To do. Looking at the records below, count how many lines contain the string "about". Give that number alone.
===============
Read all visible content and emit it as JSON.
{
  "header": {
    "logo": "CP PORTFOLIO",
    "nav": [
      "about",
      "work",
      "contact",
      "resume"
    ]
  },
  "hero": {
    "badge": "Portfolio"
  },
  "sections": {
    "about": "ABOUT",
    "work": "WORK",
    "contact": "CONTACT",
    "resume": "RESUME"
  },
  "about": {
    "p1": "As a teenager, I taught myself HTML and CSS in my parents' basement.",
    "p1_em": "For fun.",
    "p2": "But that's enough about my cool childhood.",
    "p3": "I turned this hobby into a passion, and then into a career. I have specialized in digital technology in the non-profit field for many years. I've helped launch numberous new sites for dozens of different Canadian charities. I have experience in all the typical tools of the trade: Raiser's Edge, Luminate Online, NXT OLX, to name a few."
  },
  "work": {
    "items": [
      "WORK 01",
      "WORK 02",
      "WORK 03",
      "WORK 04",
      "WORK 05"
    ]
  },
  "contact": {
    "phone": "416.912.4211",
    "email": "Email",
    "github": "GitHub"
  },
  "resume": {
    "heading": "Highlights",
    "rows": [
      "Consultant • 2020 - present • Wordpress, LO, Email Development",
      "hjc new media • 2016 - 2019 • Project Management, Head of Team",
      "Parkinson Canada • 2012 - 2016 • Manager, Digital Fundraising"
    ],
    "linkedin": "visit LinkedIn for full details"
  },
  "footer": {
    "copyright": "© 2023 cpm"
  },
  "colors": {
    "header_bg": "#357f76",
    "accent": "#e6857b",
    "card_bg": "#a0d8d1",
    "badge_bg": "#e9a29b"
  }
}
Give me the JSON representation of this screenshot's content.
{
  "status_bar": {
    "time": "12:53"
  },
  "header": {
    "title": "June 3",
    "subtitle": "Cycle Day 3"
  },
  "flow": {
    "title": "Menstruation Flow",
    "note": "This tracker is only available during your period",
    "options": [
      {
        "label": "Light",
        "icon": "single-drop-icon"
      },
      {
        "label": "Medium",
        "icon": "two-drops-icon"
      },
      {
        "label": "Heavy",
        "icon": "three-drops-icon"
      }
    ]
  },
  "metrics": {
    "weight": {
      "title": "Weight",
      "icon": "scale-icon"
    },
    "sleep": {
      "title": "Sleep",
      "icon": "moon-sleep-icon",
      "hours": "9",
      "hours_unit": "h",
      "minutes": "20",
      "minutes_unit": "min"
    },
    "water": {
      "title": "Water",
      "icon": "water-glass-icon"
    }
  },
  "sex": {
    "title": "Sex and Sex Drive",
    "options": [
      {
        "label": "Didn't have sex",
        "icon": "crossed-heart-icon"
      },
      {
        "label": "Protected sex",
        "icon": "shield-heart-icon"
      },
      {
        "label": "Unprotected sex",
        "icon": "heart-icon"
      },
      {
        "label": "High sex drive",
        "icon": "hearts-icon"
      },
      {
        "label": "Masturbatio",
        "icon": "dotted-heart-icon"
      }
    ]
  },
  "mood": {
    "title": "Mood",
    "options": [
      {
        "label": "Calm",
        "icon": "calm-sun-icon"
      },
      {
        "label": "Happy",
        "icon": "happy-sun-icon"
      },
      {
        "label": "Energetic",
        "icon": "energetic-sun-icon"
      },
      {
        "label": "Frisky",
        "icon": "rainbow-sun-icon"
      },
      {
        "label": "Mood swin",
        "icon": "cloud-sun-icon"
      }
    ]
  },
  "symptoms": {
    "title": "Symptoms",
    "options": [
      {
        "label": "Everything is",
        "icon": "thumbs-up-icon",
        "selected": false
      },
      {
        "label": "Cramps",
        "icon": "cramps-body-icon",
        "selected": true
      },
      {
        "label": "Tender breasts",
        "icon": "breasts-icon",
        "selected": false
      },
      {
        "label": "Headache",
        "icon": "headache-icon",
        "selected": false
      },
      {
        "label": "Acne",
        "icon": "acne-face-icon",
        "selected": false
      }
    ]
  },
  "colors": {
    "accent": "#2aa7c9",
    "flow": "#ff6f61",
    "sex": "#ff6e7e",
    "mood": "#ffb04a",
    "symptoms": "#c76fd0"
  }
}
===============
Output of the task. 4